# Constrained equations of motion

In this page, we are interested in how the *Jacobian-transpose* term appears in
the equations of motion of legged robots
in contact with their environment:

This Jacobian-transpose term maps external contact forces to joint torques (for actuated coordinates) and the net floating-base wrench (for unactuated coordinates). We will see how to derive it from the principle of least constraint, using the method of Lagrange multipliers.

## Derivation

We consider a legged robot, for instance a biped, making point or surface contacts with its environment. These kinematic constraints can be summarized into a holonomic vector equality constraint \(\bff(\bfq) = \bfzero\). For instance, the function \(\bff(\bfq)\) might stack contact point equality constraints of the form \(\bfp_C(\bfq) = \bfp_{D}\) with \(\bfp_D\) fixed in the inertial frame. Differentiating \(\bff(\bfq) = \bfzero\) twice with respect to time yields:

with \(\bfJ = ({\partial \bff} / {\partial \bfq})\) is the Jacobian matrix of the contact constraint and \(\bfH = ({\partial^2 \bff} / {\partial \bfq^2})\) is its Hessian.

### Equations of free motion

In the absence of constraint, the *joint-space* equations of motion of our
robot would be:

where:

- \(\bfM(\q)\) is the \(n \times n\) joint-space inertia matrix,
- \(\bfC(\q)\) is the \(n \times n \times n\) joint-space Coriolis tensor,
- \(\bftau\) is the \(n\)-dimensional vector of actuated joint torques,
- \(\bftau_g(\q)\) is the \(n\)-dimensional vector of gravity torques,
- \(\bftau_{\mathit{ext}}\) is an optional \(n\)-dimensional vector of joint torques caused by other external forces.

We know how to compute these matrices and vectors from link inertias and Jacobians.

### Principle of least constraint

When the robot is in contact, its motion doesn't follow the vector \(\qdd_{\mathrm{free}}\) defined by this equation because of the additional contact constraint: the actual \(\qdd\) has to be such that

Gauss's principle of least constraint
states that the robot's actual acceleration \(\qdd\) is *as close as
possible* to the free acceleration \(\qdd_{\mathrm{free}}\), subject to
this constraint:

Note how the inertia matrix appears in the objective function to define what
*as close as possible* means here. (The inertia matrix is positive definite so
this objective function is strictly convex.) We can write the Lagrangian of
this equality-constrained least-squares problem as:
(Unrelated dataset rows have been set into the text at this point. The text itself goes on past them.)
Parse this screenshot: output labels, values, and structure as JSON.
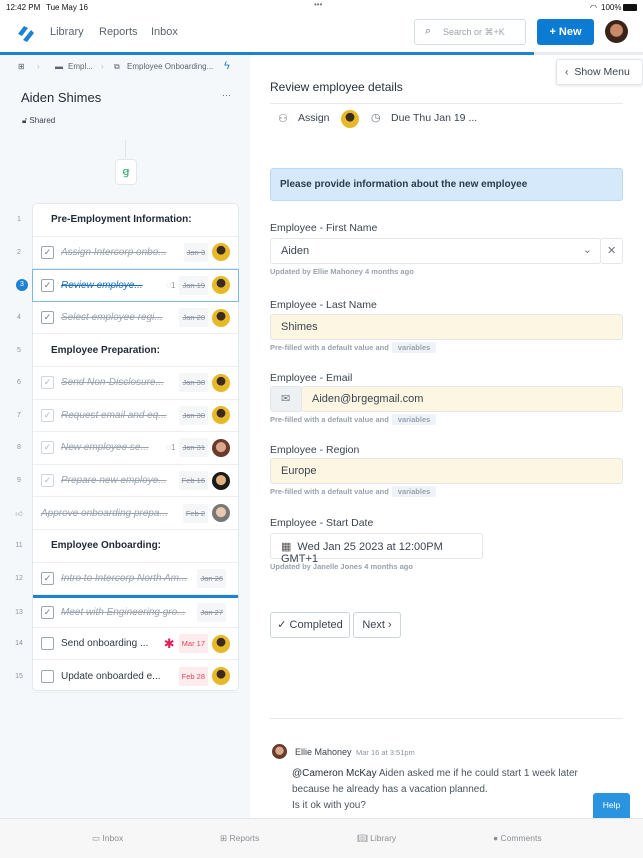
{
  "status_bar": {
    "time": "12:42 PM",
    "date": "Tue May 16",
    "battery": "100%"
  },
  "nav": {
    "links": [
      "Library",
      "Reports",
      "Inbox"
    ],
    "search_placeholder": "Search or ⌘+K",
    "new_label": "+ New"
  },
  "progress_percent": 83,
  "breadcrumb": {
    "folder": "Empl...",
    "workflow": "Employee Onboarding..."
  },
  "run": {
    "title": "Aiden Shimes",
    "shared": "Shared",
    "more": "···"
  },
  "tasks": [
    {
      "n": "1",
      "type": "header",
      "title": "Pre-Employment Information:"
    },
    {
      "n": "2",
      "title": "Assign Intercorp onbo...",
      "date": "Jan 3",
      "done": true
    },
    {
      "n": "3",
      "title": "Review employe...",
      "date": "Jan 19",
      "comments": "1",
      "done": true,
      "selected": true
    },
    {
      "n": "4",
      "title": "Select employee regi...",
      "date": "Jan 20",
      "done": true
    },
    {
      "n": "5",
      "type": "header",
      "title": "Employee Preparation:"
    },
    {
      "n": "6",
      "title": "Send Non-Disclosure...",
      "date": "Jan 30",
      "done": true
    },
    {
      "n": "7",
      "title": "Request email and eq...",
      "date": "Jan 30",
      "done": true
    },
    {
      "n": "8",
      "title": "New employee se...",
      "date": "Jan 31",
      "comments": "1",
      "done": true
    },
    {
      "n": "9",
      "title": "Prepare new employe...",
      "date": "Feb 16",
      "done": true
    },
    {
      "n": "",
      "title": "Approve onboarding prepa...",
      "date": "Feb 2",
      "done": true,
      "approval": true
    },
    {
      "n": "11",
      "type": "header",
      "title": "Employee Onboarding:"
    },
    {
      "n": "12",
      "title": "Intro to Intercorp North Am...",
      "date": "Jan 26",
      "done": true,
      "noavatar": true
    },
    {
      "n": "13",
      "title": "Meet with Engineering gro...",
      "date": "Jan 27",
      "done": true,
      "noavatar": true
    },
    {
      "n": "14",
      "title": "Send onboarding ...",
      "date": "Mar 17",
      "done": false,
      "overdue": true,
      "slack": true
    },
    {
      "n": "15",
      "title": "Update onboarded e...",
      "date": "Feb 28",
      "done": false,
      "overdue": true
    }
  ],
  "detail": {
    "show_menu": "Show Menu",
    "title": "Review employee details",
    "assign": "Assign",
    "due": "Due Thu Jan 19 ...",
    "banner": "Please provide information about the new employee",
    "fields": [
      {
        "label": "Employee - First Name",
        "value": "Aiden",
        "help": "Updated by Ellie Mahoney 4 months ago"
      },
      {
        "label": "Employee - Last Name",
        "value": "Shimes",
        "help": "Pre-filled with a default value and",
        "tag": "variables"
      },
      {
        "label": "Employee - Email",
        "value": "Aiden@brgegmail.com",
        "help": "Pre-filled with a default value and",
        "tag": "variables"
      },
      {
        "label": "Employee - Region",
        "value": "Europe",
        "help": "Pre-filled with a default value and",
        "tag": "variables"
      },
      {
        "label": "Employee - Start Date",
        "value": "Wed Jan 25 2023 at 12:00PM GMT+1",
        "help": "Updated by Janelle Jones 4 months ago"
      }
    ],
    "completed": "✓ Completed",
    "next": "Next ›"
  },
  "comment": {
    "author": "Ellie Mahoney",
    "time": "Mar 16 at 3:51pm",
    "mention": "@Cameron McKay",
    "text": " Aiden asked me if he could start 1 week later because he already has a vacation planned.",
    "text2": "Is it ok with you?"
  },
  "help": "Help",
  "tabbar": [
    "Inbox",
    "Reports",
    "Library",
    "Comments"
  ],
  "colors": {
    "accent": "#0c7bd3",
    "prefilled": "#fdf6e3",
    "banner": "#d6e9fb",
    "overdue": "#e0475b"
  }
}
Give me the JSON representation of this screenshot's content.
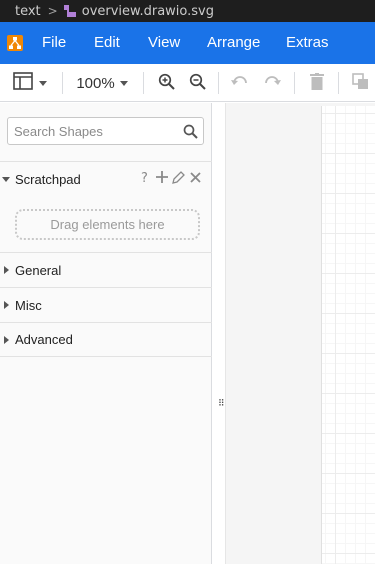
{
  "breadcrumb": {
    "folder": "text",
    "separator": ">",
    "file": "overview.drawio.svg"
  },
  "menubar": {
    "logo_icon": "drawio-logo-icon",
    "items": [
      "File",
      "Edit",
      "View",
      "Arrange",
      "Extras"
    ],
    "background": "#1a73e8"
  },
  "toolbar": {
    "format_panel_icon": "panel-layout-icon",
    "zoom_level": "100%",
    "zoom_in_icon": "zoom-in-icon",
    "zoom_out_icon": "zoom-out-icon",
    "undo_icon": "undo-icon",
    "redo_icon": "redo-icon",
    "delete_icon": "trash-icon",
    "duplicate_icon": "duplicate-icon"
  },
  "sidebar": {
    "search_placeholder": "Search Shapes",
    "scratchpad": {
      "title": "Scratchpad",
      "help": "?",
      "drop_hint": "Drag elements here"
    },
    "sections": [
      "General",
      "Misc",
      "Advanced"
    ]
  },
  "splitter": {
    "grip": "⠿"
  }
}
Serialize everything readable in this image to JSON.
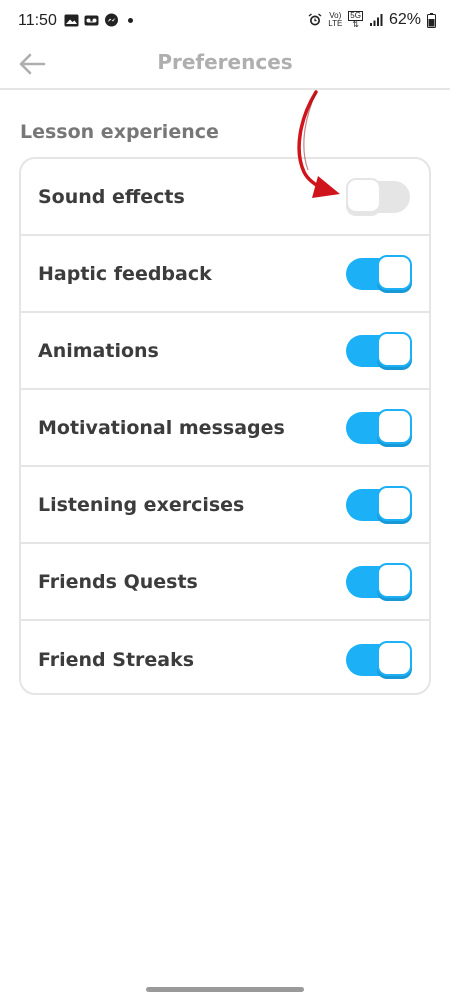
{
  "status_bar": {
    "time": "11:50",
    "battery": "62%",
    "net_top": "Vo)",
    "net_bottom": "LTE",
    "gen_top": "5G",
    "icons": [
      "image-icon",
      "voicemail-icon",
      "messenger-icon",
      "alarm-icon",
      "signal-icon",
      "battery-icon"
    ]
  },
  "header": {
    "title": "Preferences",
    "back_icon": "arrow-left-icon"
  },
  "section": {
    "title": "Lesson experience",
    "items": [
      {
        "label": "Sound effects",
        "enabled": false
      },
      {
        "label": "Haptic feedback",
        "enabled": true
      },
      {
        "label": "Animations",
        "enabled": true
      },
      {
        "label": "Motivational messages",
        "enabled": true
      },
      {
        "label": "Listening exercises",
        "enabled": true
      },
      {
        "label": "Friends Quests",
        "enabled": true
      },
      {
        "label": "Friend Streaks",
        "enabled": true
      }
    ]
  },
  "colors": {
    "accent": "#1cb0f6",
    "accent_shadow": "#1899d6",
    "toggle_off": "#e5e5e5",
    "annotation_arrow": "#d0141c"
  }
}
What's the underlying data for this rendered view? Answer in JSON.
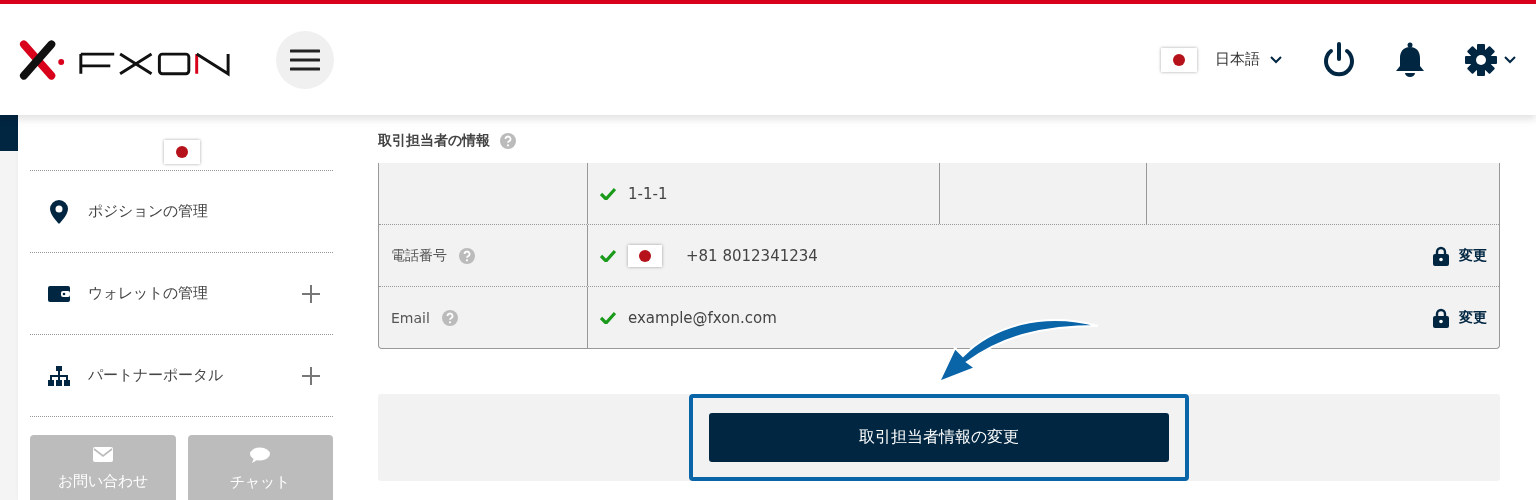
{
  "header": {
    "language": "日本語"
  },
  "sidebar": {
    "items": [
      {
        "label": "ポジションの管理",
        "kind": "pin",
        "expandable": false
      },
      {
        "label": "ウォレットの管理",
        "kind": "wallet",
        "expandable": true
      },
      {
        "label": "パートナーポータル",
        "kind": "tree",
        "expandable": true
      }
    ],
    "buttons": [
      {
        "label": "お問い合わせ",
        "kind": "mail"
      },
      {
        "label": "チャット",
        "kind": "chat"
      }
    ]
  },
  "section": {
    "title": "取引担当者の情報",
    "rows": [
      {
        "kind": "address",
        "value": "1-1-1",
        "verified": true
      },
      {
        "kind": "phone",
        "label": "電話番号",
        "value": "+81 8012341234",
        "verified": true,
        "action": "変更"
      },
      {
        "kind": "email",
        "label": "Email",
        "value": "example@fxon.com",
        "verified": true,
        "action": "変更"
      }
    ]
  },
  "submit": {
    "label": "取引担当者情報の変更",
    "highlighted": true
  }
}
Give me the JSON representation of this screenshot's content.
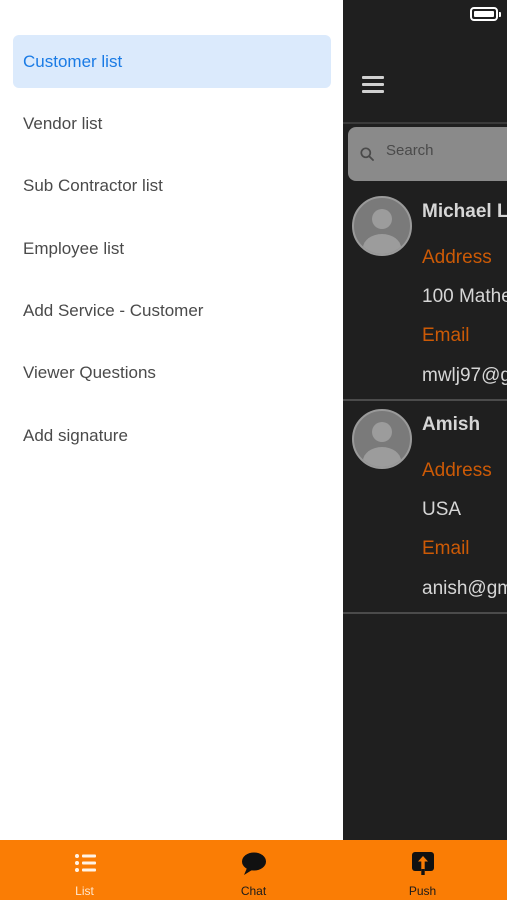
{
  "drawer": {
    "items": [
      {
        "label": "Customer list",
        "active": true
      },
      {
        "label": "Vendor list",
        "active": false
      },
      {
        "label": "Sub Contractor list",
        "active": false
      },
      {
        "label": "Employee list",
        "active": false
      },
      {
        "label": "Add Service - Customer",
        "active": false
      },
      {
        "label": "Viewer Questions",
        "active": false
      },
      {
        "label": "Add signature",
        "active": false
      }
    ]
  },
  "main": {
    "search": {
      "placeholder": "Search"
    },
    "contacts": [
      {
        "name": "Michael L",
        "address_label": "Address",
        "address": "100 Mathe",
        "email_label": "Email",
        "email": "mwlj97@g"
      },
      {
        "name": "Amish",
        "address_label": "Address",
        "address": "USA",
        "email_label": "Email",
        "email": "anish@gm"
      }
    ]
  },
  "tabbar": {
    "tabs": [
      {
        "label": "List",
        "icon": "list-icon"
      },
      {
        "label": "Chat",
        "icon": "chat-icon"
      },
      {
        "label": "Push",
        "icon": "push-icon"
      }
    ]
  },
  "colors": {
    "accent": "#1a7be5",
    "active_bg": "#dbeafc",
    "tabbar": "#fa7d05",
    "label_orange": "#cc5a06",
    "dark_bg": "#1f1f1f"
  }
}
where we omit dependencies on \(\bfq\) for concision. Dual variables stacked in the vector \(\bflambda\) correspond to contact forces. Why? By definition! In Lagrangian mechanics, there are two kinds of forces: constraint and non-constraint forces. Non-constraint forces are somehow easier to deal with: they correspond to the vectors \(\bftau_g(\bfq)\) and \(\bftau_{\mathit{ext}}\) in the equations of free motion, and we already know how to compute them. Contact forces are the constraint forces arising from our kinematic contact constraint.

We can think of forces as dual variables that appear in the equations of motion
to ensure that the system's motion ends up satisfying the kinematic constraint.
Our assumption here is that the constraint will hold, *i.e.* that the robot
will stay in contact with its environment. In practice this is not true for any
command: if we send maximum joint torques, our robot will likely shake and jump
all over the place, breaking the assumption of fixed contact. To make sure that
this assumption holds, we will complement our kinematic constraint with a
dynamic contact stability condition, but
this is another story. Let us get back to our derivation.

### Method of Lagrange multipliers

From the method of Lagrange multipliers, the optimum \((\bfa^*, \bflambda^*)\) of our constrained problem is a critical point of the Lagrange function:

The second equation is, by construction, our contact constraint. The first one gives us:

*In fine*, replacing \(\bfa^*\) by our notation for joint accelerations
\(\qdd\) and similarly \(\bflambda^*\) by \(\bff\), we obtain the
constrained equations of motion in joint space:

with \(\bfM(\q)\) the joint-space inertia matrix, \(\bfC(\q)\) the joint-space Coriolis tensor, \(\bftau_g(\q)\) the vector of gravity torques, \(\bftau\) the vector of actuated joint torques, \(\bfJ\) the stacked Jacobian of kinematic contact constraints and \(\bff\) the corresponding stacked vector of contact forces.

## To go further

This page is based on Wieber's Some comments on the structure of the dynamics
of articulated motion, as well
as on very good a summary in Section IV.A of this paper by Budhiraja *et al*.